[Items from an interface collection]
※

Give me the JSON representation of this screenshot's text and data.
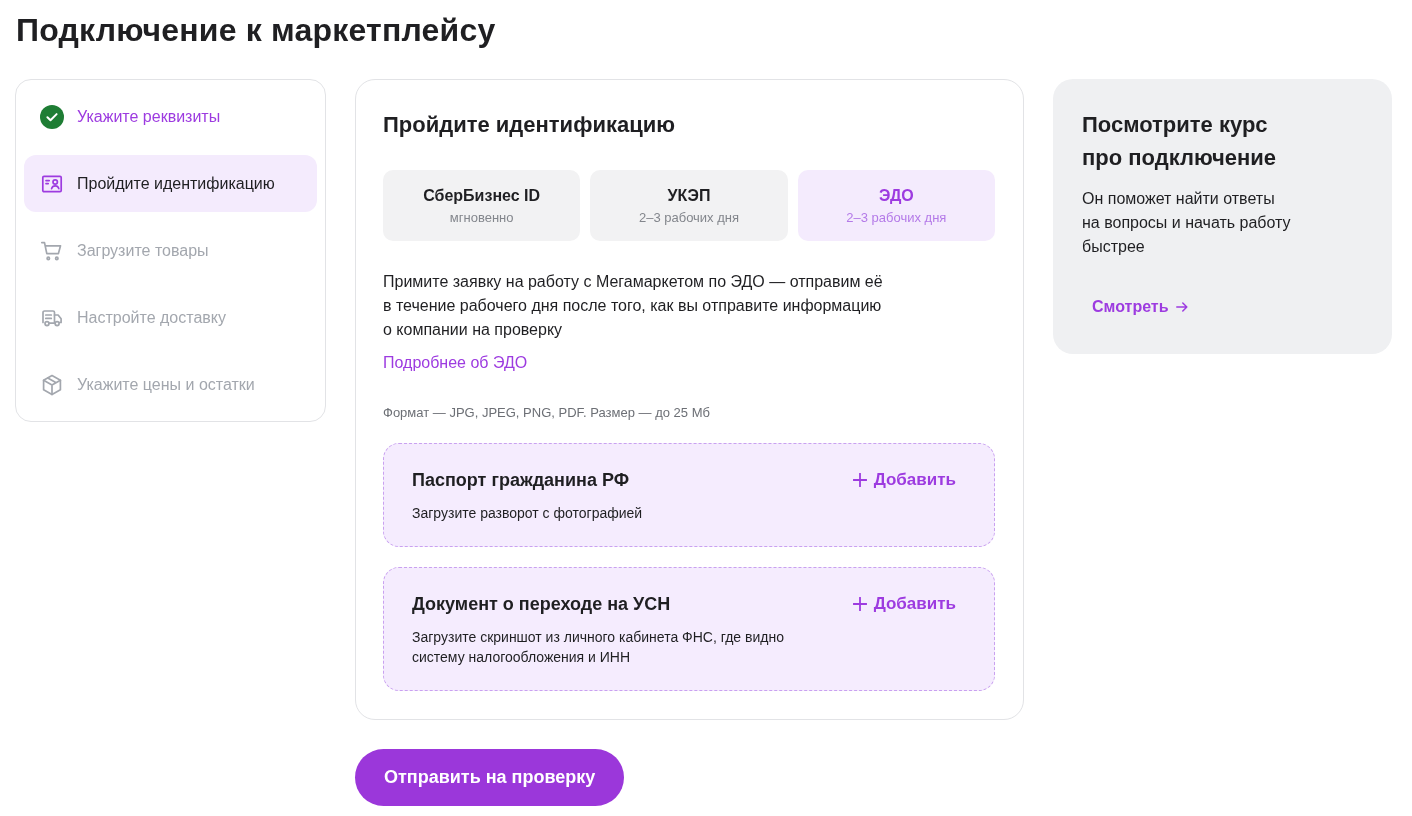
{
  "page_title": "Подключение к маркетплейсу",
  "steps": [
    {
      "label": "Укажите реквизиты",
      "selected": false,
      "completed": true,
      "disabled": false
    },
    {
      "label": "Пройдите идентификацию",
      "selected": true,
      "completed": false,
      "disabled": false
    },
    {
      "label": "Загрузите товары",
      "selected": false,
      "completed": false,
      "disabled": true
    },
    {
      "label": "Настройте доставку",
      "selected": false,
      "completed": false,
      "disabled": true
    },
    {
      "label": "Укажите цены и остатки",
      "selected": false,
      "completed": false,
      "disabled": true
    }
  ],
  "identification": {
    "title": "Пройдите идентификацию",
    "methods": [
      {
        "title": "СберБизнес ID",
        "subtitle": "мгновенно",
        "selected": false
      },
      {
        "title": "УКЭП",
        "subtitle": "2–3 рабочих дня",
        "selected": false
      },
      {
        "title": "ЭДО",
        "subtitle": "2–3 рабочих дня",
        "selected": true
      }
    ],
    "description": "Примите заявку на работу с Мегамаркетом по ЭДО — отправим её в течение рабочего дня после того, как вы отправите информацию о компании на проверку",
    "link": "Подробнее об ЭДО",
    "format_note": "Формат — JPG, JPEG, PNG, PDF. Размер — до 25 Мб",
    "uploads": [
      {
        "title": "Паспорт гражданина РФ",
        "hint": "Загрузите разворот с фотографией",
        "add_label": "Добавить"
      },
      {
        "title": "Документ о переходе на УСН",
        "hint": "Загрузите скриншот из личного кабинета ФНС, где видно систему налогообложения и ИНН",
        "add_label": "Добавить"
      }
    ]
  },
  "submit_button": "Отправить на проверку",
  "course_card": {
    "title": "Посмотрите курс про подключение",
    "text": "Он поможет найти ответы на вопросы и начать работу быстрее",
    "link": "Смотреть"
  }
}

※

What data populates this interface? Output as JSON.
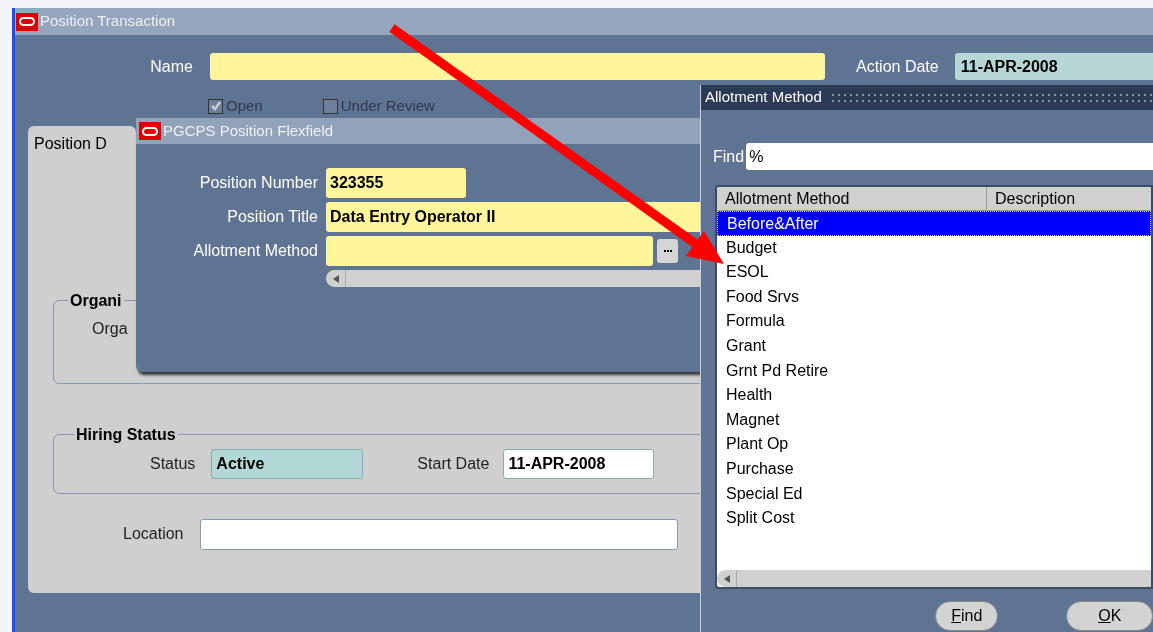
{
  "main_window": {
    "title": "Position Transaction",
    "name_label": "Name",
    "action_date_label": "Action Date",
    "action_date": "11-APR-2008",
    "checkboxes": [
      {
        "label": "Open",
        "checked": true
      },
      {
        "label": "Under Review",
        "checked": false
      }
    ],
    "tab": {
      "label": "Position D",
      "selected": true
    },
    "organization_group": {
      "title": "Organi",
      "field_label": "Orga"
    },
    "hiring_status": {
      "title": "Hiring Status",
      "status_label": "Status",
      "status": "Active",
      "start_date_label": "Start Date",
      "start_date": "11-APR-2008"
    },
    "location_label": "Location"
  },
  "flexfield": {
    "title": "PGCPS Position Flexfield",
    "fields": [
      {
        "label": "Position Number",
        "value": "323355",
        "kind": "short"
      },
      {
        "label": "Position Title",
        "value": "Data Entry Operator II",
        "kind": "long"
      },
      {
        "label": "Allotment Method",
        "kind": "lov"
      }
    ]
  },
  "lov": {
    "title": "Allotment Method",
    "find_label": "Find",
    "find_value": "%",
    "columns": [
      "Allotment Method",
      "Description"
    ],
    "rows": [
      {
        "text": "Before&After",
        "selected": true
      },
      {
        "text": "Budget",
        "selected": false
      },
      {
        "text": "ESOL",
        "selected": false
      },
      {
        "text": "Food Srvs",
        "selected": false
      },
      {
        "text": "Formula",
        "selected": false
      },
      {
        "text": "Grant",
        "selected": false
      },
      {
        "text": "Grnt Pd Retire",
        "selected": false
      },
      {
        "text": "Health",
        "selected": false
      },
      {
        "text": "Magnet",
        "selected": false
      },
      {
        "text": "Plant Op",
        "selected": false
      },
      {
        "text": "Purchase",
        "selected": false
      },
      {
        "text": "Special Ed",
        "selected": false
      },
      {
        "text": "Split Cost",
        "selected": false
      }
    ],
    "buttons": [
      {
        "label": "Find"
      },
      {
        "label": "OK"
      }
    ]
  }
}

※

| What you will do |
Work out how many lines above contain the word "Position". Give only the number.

| Task result |
5